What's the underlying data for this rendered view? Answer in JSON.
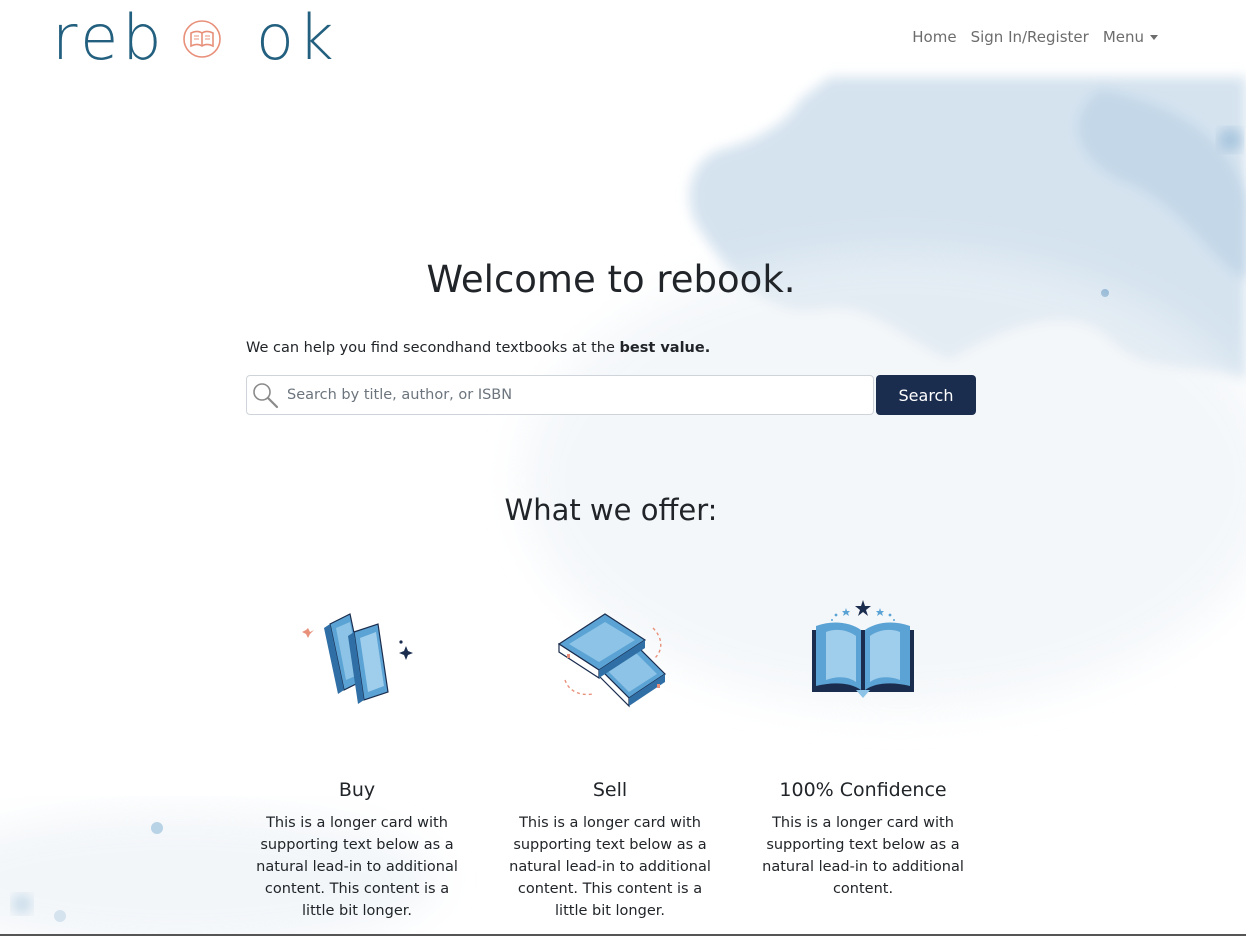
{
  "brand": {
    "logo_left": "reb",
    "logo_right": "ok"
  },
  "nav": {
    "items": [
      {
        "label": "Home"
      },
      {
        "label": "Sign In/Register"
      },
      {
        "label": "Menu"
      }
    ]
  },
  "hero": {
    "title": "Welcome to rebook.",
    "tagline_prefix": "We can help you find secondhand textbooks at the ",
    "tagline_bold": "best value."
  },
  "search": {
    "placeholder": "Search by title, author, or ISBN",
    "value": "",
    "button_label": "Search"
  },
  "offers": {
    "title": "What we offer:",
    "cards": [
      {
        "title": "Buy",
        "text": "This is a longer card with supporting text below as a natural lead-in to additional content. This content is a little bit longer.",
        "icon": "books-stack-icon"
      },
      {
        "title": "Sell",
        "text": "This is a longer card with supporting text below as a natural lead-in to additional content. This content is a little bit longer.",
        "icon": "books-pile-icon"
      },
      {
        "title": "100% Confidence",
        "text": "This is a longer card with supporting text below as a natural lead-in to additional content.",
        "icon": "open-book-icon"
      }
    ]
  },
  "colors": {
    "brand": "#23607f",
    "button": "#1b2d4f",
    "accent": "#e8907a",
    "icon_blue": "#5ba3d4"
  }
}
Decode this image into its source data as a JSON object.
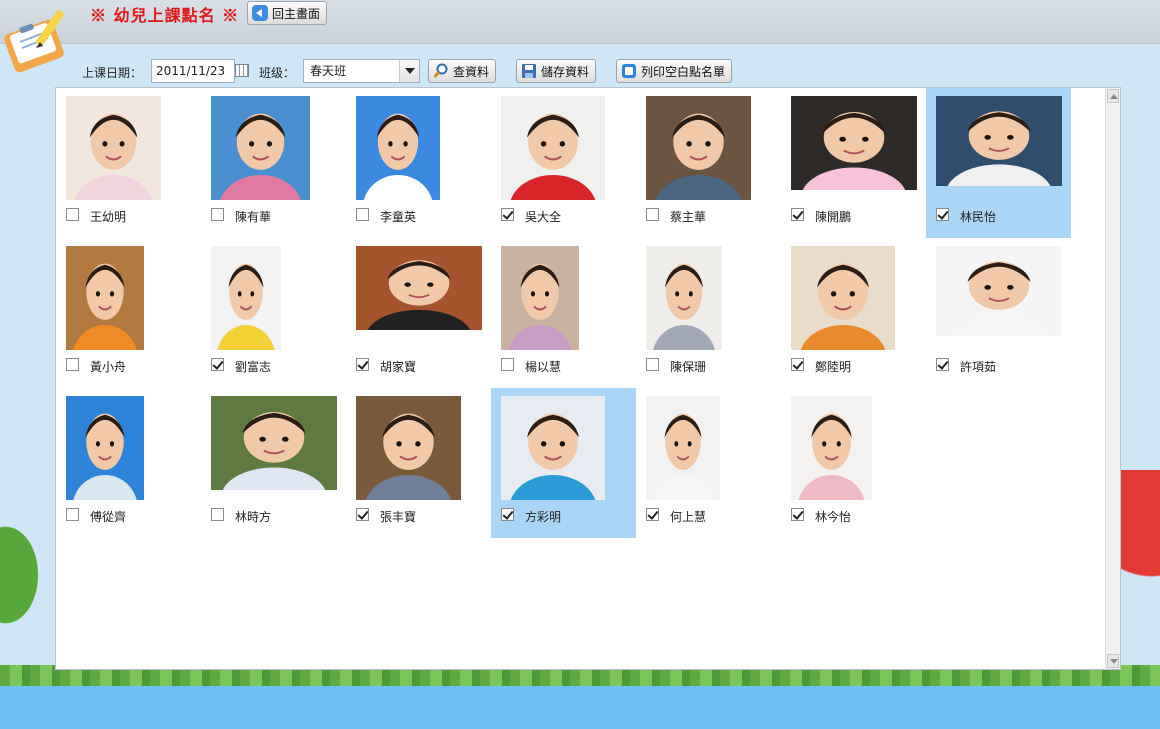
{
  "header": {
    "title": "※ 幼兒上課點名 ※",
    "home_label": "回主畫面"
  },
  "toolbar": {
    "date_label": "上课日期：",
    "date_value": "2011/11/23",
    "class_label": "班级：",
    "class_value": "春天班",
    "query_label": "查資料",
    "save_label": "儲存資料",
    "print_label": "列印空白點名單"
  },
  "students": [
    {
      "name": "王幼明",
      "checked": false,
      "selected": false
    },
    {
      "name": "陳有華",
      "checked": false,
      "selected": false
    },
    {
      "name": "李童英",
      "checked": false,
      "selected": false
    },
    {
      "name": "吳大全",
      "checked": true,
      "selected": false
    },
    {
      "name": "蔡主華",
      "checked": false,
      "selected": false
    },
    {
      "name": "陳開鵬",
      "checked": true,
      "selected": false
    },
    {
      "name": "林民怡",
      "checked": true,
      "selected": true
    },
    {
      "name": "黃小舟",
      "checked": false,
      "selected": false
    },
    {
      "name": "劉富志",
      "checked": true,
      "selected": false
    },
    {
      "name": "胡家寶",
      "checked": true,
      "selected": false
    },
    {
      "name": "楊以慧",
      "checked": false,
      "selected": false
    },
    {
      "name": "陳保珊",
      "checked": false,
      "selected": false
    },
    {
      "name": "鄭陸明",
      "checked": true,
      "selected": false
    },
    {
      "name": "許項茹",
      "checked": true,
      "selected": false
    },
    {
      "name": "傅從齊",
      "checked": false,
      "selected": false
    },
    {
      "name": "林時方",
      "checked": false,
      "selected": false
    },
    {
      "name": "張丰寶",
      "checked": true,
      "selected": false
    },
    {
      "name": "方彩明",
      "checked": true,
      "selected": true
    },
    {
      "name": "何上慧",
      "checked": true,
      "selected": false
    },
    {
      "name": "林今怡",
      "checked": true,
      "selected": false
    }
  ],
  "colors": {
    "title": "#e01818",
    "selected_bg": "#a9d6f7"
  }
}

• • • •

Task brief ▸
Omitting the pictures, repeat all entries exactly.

Task response ▸
What's the underlying data for this rendered view? Answer in JSON.
{
  "brand": {
    "logo_left": "reb",
    "logo_right": "ok"
  },
  "nav": {
    "items": [
      {
        "label": "Home"
      },
      {
        "label": "Sign In/Register"
      },
      {
        "label": "Menu"
      }
    ]
  },
  "hero": {
    "title": "Welcome to rebook.",
    "tagline_prefix": "We can help you find secondhand textbooks at the ",
    "tagline_bold": "best value."
  },
  "search": {
    "placeholder": "Search by title, author, or ISBN",
    "value": "",
    "button_label": "Search"
  },
  "offers": {
    "title": "What we offer:",
    "cards": [
      {
        "title": "Buy",
        "text": "This is a longer card with supporting text below as a natural lead-in to additional content. This content is a little bit longer.",
        "icon": "books-stack-icon"
      },
      {
        "title": "Sell",
        "text": "This is a longer card with supporting text below as a natural lead-in to additional content. This content is a little bit longer.",
        "icon": "books-pile-icon"
      },
      {
        "title": "100% Confidence",
        "text": "This is a longer card with supporting text below as a natural lead-in to additional content.",
        "icon": "open-book-icon"
      }
    ]
  },
  "colors": {
    "brand": "#23607f",
    "button": "#1b2d4f",
    "accent": "#e8907a",
    "icon_blue": "#5ba3d4"
  }
}
Decode this image into its source data as a JSON object.
{
  "header": {
    "title": "※ 幼兒上課點名 ※",
    "home_label": "回主畫面"
  },
  "toolbar": {
    "date_label": "上课日期：",
    "date_value": "2011/11/23",
    "class_label": "班级：",
    "class_value": "春天班",
    "query_label": "查資料",
    "save_label": "儲存資料",
    "print_label": "列印空白點名單"
  },
  "students": [
    {
      "name": "王幼明",
      "checked": false,
      "selected": false
    },
    {
      "name": "陳有華",
      "checked": false,
      "selected": false
    },
    {
      "name": "李童英",
      "checked": false,
      "selected": false
    },
    {
      "name": "吳大全",
      "checked": true,
      "selected": false
    },
    {
      "name": "蔡主華",
      "checked": false,
      "selected": false
    },
    {
      "name": "陳開鵬",
      "checked": true,
      "selected": false
    },
    {
      "name": "林民怡",
      "checked": true,
      "selected": true
    },
    {
      "name": "黃小舟",
      "checked": false,
      "selected": false
    },
    {
      "name": "劉富志",
      "checked": true,
      "selected": false
    },
    {
      "name": "胡家寶",
      "checked": true,
      "selected": false
    },
    {
      "name": "楊以慧",
      "checked": false,
      "selected": false
    },
    {
      "name": "陳保珊",
      "checked": false,
      "selected": false
    },
    {
      "name": "鄭陸明",
      "checked": true,
      "selected": false
    },
    {
      "name": "許項茹",
      "checked": true,
      "selected": false
    },
    {
      "name": "傅從齊",
      "checked": false,
      "selected": false
    },
    {
      "name": "林時方",
      "checked": false,
      "selected": false
    },
    {
      "name": "張丰寶",
      "checked": true,
      "selected": false
    },
    {
      "name": "方彩明",
      "checked": true,
      "selected": true
    },
    {
      "name": "何上慧",
      "checked": true,
      "selected": false
    },
    {
      "name": "林今怡",
      "checked": true,
      "selected": false
    }
  ],
  "colors": {
    "title": "#e01818",
    "selected_bg": "#a9d6f7"
  }
}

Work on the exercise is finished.